▸ Source information
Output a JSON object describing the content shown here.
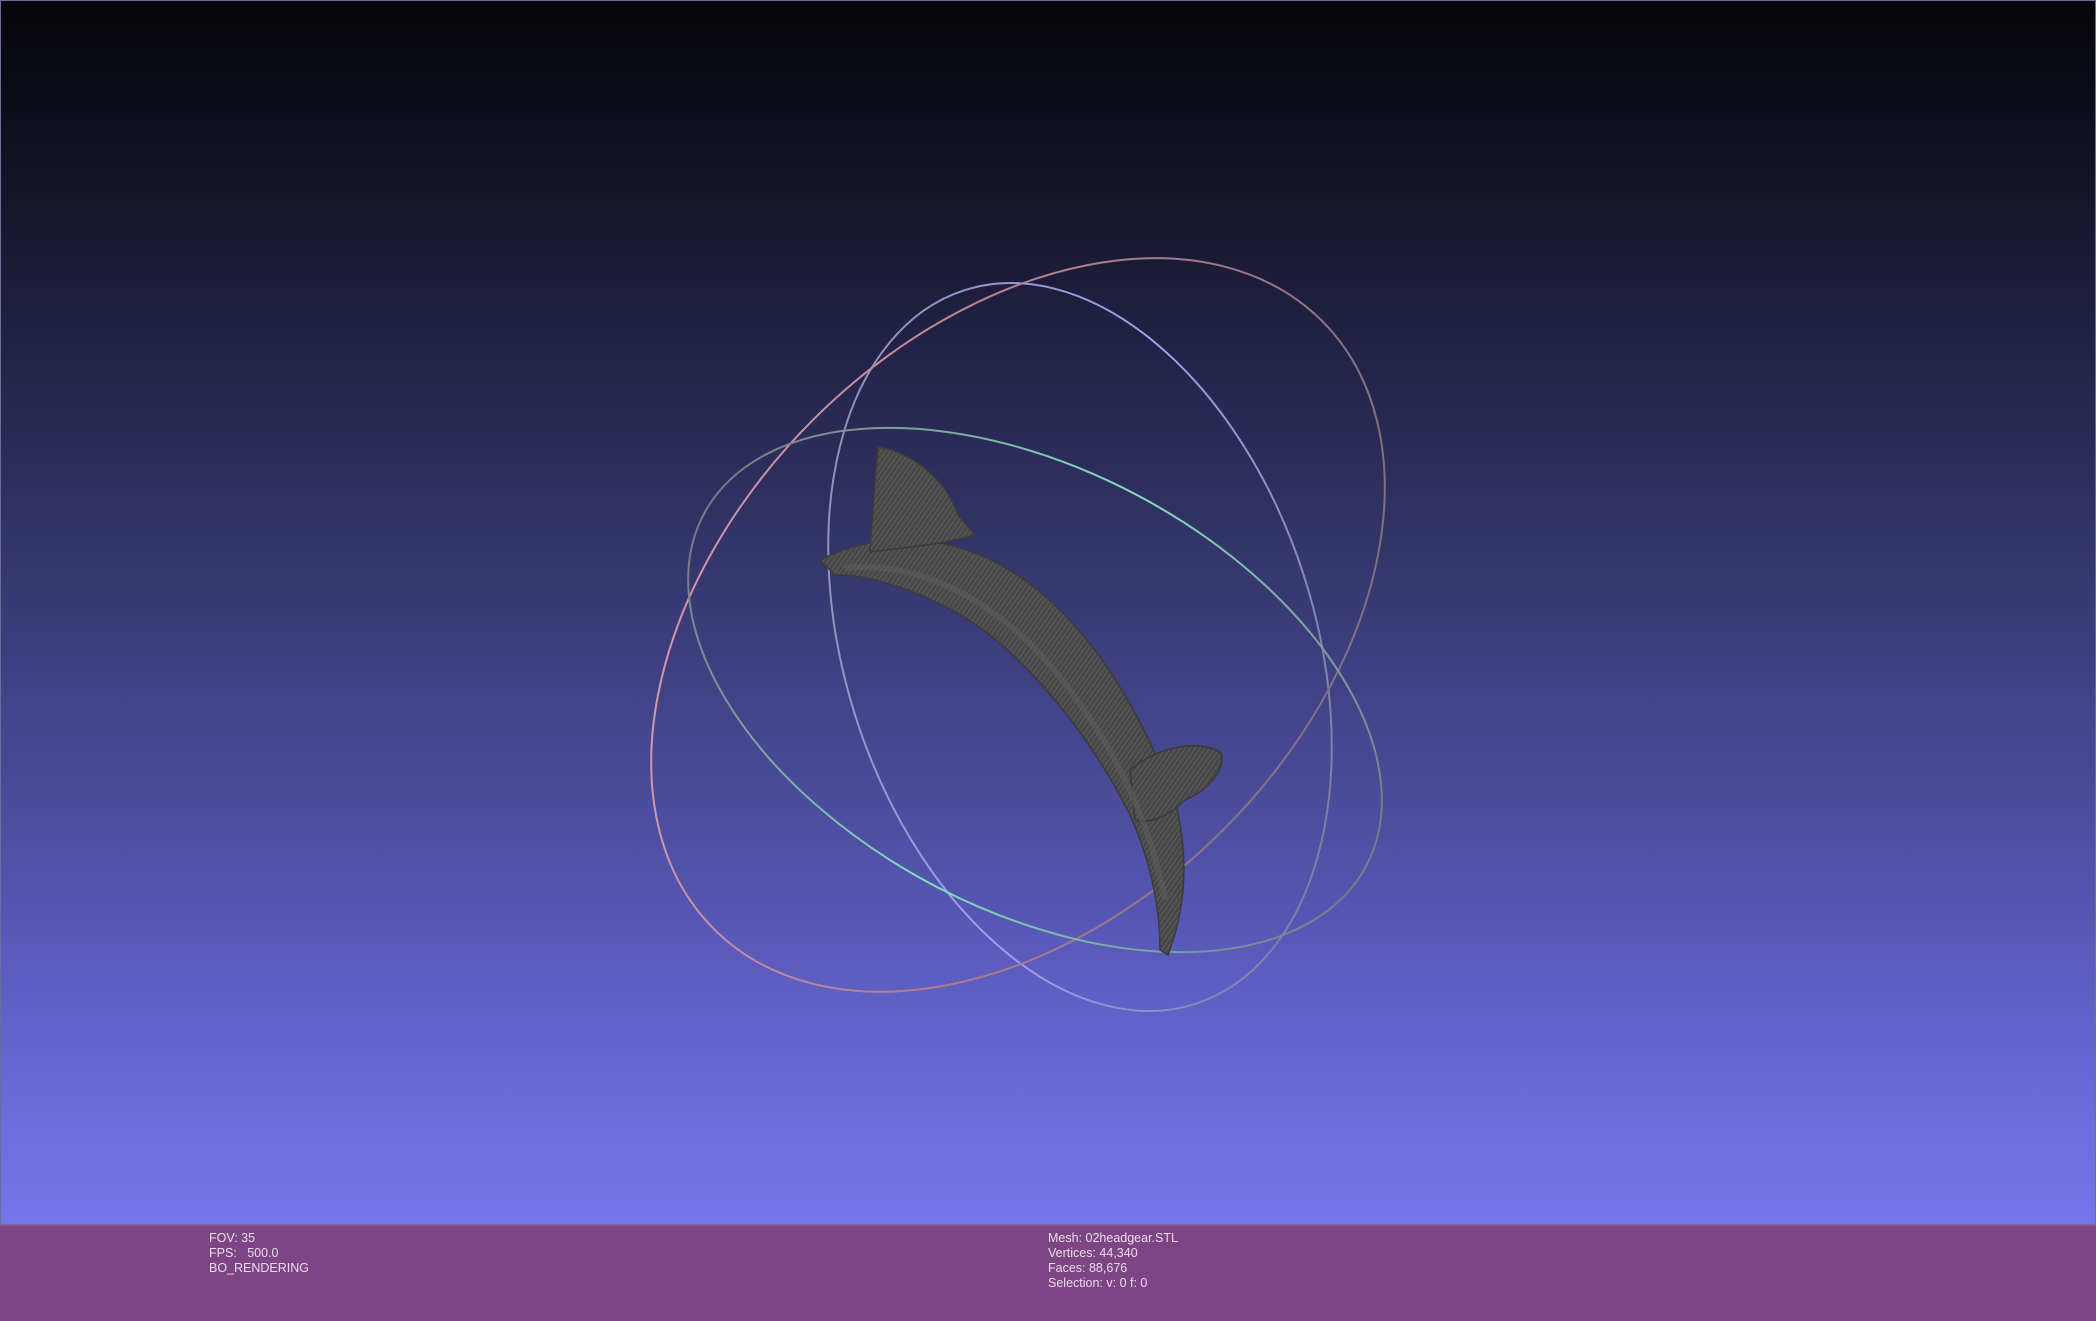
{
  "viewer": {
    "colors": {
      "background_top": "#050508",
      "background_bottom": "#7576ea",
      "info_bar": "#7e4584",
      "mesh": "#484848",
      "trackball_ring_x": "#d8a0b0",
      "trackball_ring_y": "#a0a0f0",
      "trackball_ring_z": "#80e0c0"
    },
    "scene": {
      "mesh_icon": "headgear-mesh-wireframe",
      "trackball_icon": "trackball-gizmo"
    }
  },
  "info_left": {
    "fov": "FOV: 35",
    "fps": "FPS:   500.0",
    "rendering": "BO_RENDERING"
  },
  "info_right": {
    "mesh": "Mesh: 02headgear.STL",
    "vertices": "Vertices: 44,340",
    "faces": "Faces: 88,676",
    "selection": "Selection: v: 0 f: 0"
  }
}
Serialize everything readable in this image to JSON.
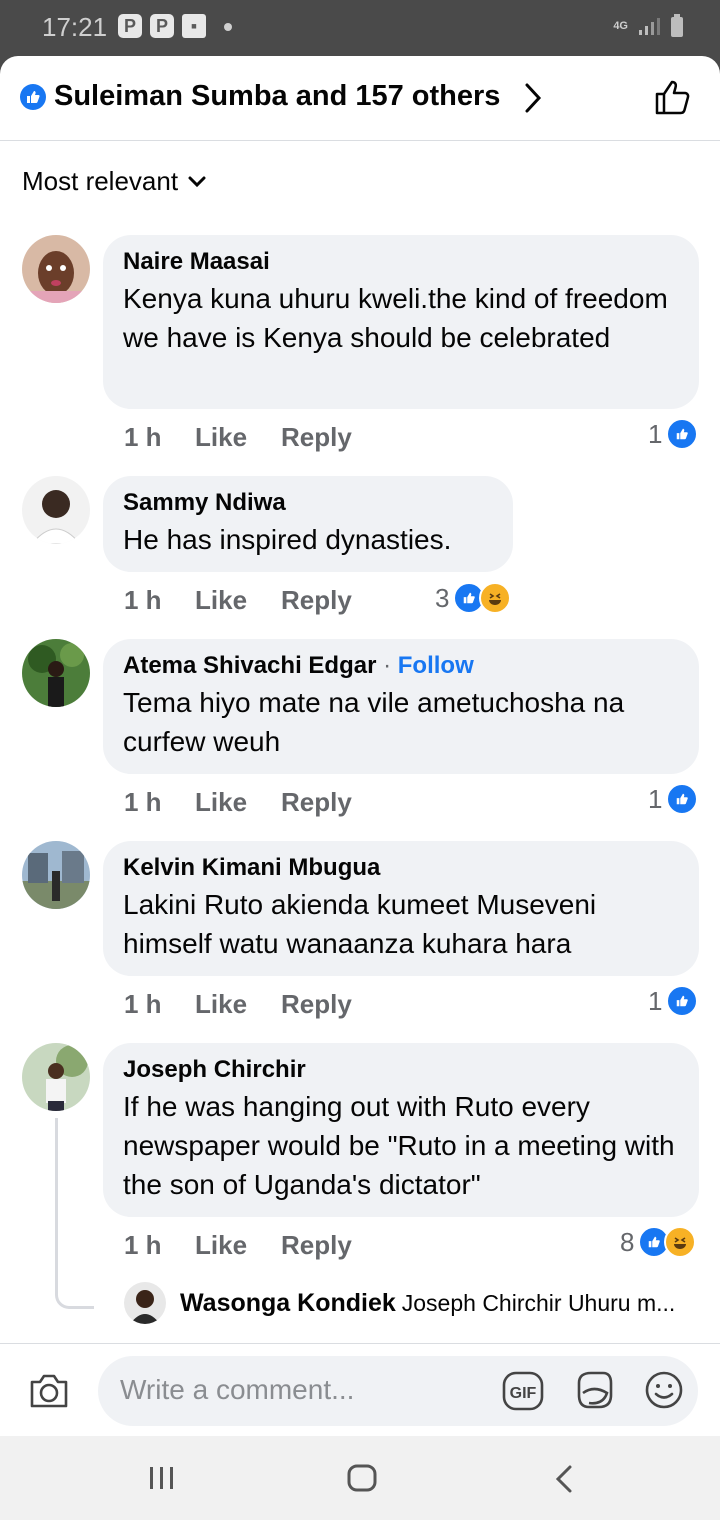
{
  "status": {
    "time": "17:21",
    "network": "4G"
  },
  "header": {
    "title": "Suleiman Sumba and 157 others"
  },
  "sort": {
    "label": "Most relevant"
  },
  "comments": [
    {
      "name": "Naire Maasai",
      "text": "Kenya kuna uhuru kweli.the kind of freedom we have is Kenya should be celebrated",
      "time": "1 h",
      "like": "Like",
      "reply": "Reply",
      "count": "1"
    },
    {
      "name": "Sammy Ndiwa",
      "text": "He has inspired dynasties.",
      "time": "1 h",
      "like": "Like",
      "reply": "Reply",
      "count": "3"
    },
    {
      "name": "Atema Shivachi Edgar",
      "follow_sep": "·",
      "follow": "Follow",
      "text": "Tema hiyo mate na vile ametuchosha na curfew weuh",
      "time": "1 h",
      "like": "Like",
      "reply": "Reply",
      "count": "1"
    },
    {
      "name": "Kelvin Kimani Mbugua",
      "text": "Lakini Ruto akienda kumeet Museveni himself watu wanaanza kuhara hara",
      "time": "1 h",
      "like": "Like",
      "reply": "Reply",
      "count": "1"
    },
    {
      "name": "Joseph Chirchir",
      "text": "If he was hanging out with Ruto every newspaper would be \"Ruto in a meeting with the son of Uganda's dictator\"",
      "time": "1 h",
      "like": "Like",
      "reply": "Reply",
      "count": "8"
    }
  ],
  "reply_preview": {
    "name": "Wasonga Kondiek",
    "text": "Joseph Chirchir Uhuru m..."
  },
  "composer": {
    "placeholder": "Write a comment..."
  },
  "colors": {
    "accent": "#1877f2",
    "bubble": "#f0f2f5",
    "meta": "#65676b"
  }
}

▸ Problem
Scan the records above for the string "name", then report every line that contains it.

▸ Response
      "name": "Naire Maasai",
      "name": "Sammy Ndiwa",
      "name": "Atema Shivachi Edgar",
      "name": "Kelvin Kimani Mbugua",
      "name": "Joseph Chirchir",
    "name": "Wasonga Kondiek",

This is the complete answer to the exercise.